or What Goes Up Must Come Down
• In the picture below, the equal in magnitude and opposite in direction
velocity vectors are shown as V0
• The horizontal range is shown as ΔX
• The angle of the launch (both assent and descent are shown as θ
Defining the Velocity vector in terms
of it’s component parts
• If V0 is treated as the resultant vector, It can be broken into it’s
component parts as shown below in blue
• Since horizontal velocity is constant then Vx initial = Vx final
• There is never an acceleration in the X direction
Defining the Velocity vector in terms
of it’s component parts
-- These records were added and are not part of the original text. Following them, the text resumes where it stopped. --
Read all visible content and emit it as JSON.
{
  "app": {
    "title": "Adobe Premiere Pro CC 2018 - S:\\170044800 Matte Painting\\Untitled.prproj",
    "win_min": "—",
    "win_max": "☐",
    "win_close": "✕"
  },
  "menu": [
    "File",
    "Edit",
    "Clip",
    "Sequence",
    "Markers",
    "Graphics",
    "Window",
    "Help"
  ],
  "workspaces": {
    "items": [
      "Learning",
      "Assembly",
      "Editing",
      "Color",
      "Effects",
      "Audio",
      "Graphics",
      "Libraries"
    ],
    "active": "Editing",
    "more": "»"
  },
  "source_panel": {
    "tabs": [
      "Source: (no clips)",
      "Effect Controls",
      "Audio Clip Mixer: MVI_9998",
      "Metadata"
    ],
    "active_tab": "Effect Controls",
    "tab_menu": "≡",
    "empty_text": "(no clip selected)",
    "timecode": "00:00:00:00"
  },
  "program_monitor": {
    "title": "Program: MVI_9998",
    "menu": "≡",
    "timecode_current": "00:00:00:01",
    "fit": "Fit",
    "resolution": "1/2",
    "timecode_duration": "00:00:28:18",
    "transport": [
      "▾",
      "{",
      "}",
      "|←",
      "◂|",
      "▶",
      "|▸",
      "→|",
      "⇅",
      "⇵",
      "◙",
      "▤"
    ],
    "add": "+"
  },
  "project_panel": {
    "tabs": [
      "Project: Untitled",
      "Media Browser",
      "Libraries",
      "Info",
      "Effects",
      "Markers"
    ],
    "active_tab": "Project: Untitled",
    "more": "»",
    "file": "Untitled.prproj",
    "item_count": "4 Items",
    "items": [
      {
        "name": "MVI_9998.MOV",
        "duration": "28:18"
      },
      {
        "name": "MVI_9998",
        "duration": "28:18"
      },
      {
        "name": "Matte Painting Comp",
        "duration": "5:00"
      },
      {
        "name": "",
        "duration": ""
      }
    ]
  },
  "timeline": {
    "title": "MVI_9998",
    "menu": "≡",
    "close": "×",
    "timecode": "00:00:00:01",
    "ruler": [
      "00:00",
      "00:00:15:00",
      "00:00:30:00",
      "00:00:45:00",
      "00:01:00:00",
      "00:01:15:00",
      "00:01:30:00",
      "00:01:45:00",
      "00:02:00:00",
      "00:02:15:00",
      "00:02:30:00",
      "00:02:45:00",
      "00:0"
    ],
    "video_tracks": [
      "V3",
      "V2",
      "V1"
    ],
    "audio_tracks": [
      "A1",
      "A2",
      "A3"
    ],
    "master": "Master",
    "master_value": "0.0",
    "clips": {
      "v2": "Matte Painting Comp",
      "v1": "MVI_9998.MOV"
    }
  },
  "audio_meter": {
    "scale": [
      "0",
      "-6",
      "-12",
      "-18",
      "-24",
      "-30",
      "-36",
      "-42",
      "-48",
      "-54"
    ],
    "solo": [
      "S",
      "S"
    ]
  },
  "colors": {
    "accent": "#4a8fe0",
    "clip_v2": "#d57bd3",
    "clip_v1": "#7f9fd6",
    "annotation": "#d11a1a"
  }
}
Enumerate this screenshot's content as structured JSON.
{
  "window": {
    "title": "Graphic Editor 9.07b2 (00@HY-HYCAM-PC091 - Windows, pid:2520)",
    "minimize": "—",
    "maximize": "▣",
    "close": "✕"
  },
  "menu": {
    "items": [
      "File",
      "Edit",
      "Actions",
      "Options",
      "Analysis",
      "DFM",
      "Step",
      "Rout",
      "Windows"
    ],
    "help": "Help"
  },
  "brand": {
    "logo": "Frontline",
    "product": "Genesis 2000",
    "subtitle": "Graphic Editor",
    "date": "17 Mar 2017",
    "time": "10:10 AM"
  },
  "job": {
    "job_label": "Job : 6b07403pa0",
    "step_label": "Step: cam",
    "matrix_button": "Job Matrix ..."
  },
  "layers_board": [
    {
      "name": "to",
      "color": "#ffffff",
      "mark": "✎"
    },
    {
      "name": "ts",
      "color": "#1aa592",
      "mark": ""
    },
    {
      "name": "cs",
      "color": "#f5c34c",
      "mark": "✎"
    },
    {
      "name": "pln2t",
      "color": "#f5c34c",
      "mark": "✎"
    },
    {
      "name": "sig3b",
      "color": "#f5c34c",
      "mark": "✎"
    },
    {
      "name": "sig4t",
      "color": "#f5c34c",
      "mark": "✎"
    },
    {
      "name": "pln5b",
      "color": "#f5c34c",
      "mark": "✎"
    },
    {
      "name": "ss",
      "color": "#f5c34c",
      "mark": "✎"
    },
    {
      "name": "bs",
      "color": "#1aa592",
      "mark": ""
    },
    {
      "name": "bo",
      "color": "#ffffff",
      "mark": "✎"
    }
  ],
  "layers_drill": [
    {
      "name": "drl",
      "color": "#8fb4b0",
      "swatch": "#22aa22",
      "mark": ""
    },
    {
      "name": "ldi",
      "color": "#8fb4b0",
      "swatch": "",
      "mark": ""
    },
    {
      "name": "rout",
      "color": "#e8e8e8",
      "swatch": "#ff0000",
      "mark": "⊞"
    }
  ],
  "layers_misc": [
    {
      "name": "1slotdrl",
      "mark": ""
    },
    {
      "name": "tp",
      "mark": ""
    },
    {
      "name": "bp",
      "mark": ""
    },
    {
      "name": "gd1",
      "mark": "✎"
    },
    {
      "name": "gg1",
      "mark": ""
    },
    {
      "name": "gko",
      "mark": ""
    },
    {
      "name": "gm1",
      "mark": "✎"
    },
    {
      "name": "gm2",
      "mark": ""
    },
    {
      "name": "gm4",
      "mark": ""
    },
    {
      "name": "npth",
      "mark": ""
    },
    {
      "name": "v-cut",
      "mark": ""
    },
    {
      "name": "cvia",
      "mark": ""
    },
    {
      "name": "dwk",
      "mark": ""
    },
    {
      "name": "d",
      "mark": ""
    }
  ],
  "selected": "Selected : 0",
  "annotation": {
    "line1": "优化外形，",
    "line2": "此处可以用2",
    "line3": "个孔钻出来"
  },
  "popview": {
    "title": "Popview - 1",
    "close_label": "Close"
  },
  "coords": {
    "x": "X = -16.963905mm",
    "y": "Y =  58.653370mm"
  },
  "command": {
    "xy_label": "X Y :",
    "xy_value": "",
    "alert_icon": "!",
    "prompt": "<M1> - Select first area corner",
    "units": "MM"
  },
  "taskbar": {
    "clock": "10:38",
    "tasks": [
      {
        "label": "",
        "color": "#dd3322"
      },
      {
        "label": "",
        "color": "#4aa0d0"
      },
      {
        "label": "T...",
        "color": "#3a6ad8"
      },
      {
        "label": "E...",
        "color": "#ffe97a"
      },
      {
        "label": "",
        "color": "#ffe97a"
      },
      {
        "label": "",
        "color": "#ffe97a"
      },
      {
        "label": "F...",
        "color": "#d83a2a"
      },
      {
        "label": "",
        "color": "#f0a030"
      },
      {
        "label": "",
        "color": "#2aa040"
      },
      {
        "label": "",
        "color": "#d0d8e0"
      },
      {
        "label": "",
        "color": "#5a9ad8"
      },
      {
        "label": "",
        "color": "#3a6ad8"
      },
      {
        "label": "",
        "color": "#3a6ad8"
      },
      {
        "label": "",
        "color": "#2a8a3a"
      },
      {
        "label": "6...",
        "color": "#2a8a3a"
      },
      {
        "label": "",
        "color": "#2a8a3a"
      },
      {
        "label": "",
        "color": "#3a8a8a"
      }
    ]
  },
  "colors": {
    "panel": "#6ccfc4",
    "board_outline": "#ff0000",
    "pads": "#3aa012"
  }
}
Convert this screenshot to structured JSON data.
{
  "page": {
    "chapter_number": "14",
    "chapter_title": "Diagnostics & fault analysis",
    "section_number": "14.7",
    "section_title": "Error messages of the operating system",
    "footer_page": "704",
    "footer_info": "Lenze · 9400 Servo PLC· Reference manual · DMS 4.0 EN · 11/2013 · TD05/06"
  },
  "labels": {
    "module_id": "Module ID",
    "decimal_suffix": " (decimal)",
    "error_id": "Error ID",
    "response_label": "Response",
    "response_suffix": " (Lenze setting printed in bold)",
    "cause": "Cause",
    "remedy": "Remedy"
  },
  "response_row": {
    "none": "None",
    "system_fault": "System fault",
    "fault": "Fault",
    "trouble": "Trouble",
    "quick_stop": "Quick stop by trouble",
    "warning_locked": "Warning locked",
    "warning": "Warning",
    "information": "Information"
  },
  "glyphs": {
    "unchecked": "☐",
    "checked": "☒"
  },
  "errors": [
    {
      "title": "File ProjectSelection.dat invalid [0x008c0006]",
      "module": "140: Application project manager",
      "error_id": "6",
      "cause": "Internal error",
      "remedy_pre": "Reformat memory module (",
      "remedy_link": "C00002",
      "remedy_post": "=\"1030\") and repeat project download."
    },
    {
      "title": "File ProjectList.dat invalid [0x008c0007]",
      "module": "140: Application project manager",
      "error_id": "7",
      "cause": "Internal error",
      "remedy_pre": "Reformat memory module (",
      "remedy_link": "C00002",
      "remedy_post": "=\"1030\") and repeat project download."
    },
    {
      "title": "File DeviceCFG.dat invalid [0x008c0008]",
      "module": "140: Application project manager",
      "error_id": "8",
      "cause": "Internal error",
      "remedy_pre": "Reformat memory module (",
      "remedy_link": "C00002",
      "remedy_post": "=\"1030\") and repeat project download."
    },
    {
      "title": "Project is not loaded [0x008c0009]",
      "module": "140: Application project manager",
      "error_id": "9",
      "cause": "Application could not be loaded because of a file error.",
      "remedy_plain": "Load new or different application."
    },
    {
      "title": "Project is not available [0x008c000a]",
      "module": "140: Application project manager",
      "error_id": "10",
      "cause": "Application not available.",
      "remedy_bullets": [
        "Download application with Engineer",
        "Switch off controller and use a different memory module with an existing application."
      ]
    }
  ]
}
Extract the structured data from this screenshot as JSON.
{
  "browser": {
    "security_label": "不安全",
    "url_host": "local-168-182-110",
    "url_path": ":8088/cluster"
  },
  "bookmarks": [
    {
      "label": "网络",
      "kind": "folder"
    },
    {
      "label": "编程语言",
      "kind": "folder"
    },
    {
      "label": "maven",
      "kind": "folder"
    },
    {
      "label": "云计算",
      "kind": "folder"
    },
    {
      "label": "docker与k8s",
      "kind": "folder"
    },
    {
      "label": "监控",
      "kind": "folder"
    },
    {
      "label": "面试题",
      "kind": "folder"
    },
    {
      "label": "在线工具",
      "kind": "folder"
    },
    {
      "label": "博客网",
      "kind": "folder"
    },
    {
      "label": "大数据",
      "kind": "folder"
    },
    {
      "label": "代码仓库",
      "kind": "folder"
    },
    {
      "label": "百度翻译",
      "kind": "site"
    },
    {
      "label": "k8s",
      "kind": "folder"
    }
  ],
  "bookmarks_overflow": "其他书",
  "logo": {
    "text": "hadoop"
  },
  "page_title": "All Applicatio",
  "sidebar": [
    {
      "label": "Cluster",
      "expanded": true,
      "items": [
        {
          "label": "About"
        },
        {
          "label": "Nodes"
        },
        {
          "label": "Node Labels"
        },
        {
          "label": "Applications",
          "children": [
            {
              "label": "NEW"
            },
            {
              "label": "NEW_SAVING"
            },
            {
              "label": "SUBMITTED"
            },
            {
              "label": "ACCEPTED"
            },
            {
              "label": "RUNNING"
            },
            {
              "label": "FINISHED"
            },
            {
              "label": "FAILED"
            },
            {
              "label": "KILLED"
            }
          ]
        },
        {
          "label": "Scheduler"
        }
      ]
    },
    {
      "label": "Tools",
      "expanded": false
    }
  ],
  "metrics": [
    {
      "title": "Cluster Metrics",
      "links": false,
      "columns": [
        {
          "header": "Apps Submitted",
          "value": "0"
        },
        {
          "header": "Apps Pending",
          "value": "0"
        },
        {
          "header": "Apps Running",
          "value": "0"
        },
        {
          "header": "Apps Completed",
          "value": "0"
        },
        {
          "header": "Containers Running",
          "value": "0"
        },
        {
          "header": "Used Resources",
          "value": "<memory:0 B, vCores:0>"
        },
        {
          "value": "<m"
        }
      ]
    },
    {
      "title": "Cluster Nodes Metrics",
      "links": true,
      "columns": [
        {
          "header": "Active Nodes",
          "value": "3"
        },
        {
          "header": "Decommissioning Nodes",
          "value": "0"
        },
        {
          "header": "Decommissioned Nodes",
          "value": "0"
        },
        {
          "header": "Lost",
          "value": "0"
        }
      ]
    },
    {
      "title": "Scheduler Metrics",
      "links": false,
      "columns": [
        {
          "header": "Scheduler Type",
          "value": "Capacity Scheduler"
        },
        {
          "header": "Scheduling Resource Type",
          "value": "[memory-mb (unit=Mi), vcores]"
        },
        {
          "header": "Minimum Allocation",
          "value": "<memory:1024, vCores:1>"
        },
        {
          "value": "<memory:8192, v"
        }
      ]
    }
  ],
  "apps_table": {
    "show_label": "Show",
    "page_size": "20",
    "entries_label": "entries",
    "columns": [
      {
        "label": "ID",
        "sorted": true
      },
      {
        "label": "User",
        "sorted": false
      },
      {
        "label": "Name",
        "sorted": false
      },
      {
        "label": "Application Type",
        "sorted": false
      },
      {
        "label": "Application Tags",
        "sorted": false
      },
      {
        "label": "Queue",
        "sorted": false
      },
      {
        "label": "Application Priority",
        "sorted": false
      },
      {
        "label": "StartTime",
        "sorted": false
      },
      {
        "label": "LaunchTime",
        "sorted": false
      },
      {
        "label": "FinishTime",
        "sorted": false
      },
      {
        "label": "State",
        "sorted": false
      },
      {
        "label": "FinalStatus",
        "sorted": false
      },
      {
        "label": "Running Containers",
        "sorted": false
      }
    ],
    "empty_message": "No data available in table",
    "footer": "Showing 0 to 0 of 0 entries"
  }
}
• The second component in the Y direction must be equal and opposite
• The first is labeled Voy for Velocity initial y and Vfy for Velocity final y
Defining the Velocity vector in terms
of it’s component parts
• Since Sinθ = opposite/ hypotenuse then the Opposite side = Hyp * Sinθ
• In this case that means Voy = Vo * Sinθ
• Since Cosθ = Adjacent/hypotenuse then the Adjacent side = Hyp * Cosθ
Defining the Velocity vector in terms
of it’s component parts
• Since Horizontal velocity is constant Vx final is the same as Vx initial
• In other words Vx final is the same as saying Adjacent side = Hyp * Cosθ
• Or Vx = V0 Cos θ
Defining the Velocity vector in terms
of it’s component parts
• The Vertical velocity is equal in magnitude but opposite in direction
• Vfy is the same as saying the negative of Opposite side = Hyp * Sinθ
• Or Vfy = -V0 Sin θ
Solving the problem
The X direction






Velocity = Distance / time
Vx = Δx/ΔT
Since Vx = V0 Cosθ we can say
V0 Cosθ = Δx/ΔT
Solving for time we can say
ΔT = Δx/ V0 Cosθ
Solving the problem
The Y direction
 Typically when speaking of final velocity we have assumed an
initial velocity of 0m/s
 If that is true Final velocity is simply equal to Acceleration *
change in time
 If our initial velocity is not zero we must add that to this
equation and say Vfv = Vo + AΔT
 In our problem this means Vfv = Voy + AΔT
 Since Vfv is equal in magnitude but opposite in direction to Voy we
can say – Voy = Voy + AΔT
 Going one step further since Voy = V0 Sinθ
 We can substitute – V0 Sinθ = V0 Sinθ + AΔT
Combining Terms
 We now have – V0 Sinθ = V0 Sinθ + AΔT
 Subtract – V0 Sinθ from both sides we get
 –2V0 Sinθ = AΔT
Combining Equations
 From our X direction equation we can substitute for
ΔT where ΔT = ΔX/ V0 Cosθ
 So –2V0 Sinθ = A(ΔX/ V0 Cosθ)
 Now solve for ΔX the range
 ΔX = –2V20 Sinθ Cosθ
A
Trigonometry Identities
 From Trigonometry we remember
 2 Sinθ Cos θ = Sin 2θ
 Therefore we can substitute and get
 ΔX = - V20 Sin 2θ/A
 Where ΔX = the range
Final Formula
 The Initial Velocity (v0) will always be a positive
number
 When the opposite of a positive number is squared




Example - V20
The result is V20
This leaves a final formula of ΔX = V20 Sin 2θ/A
Where ΔX = the range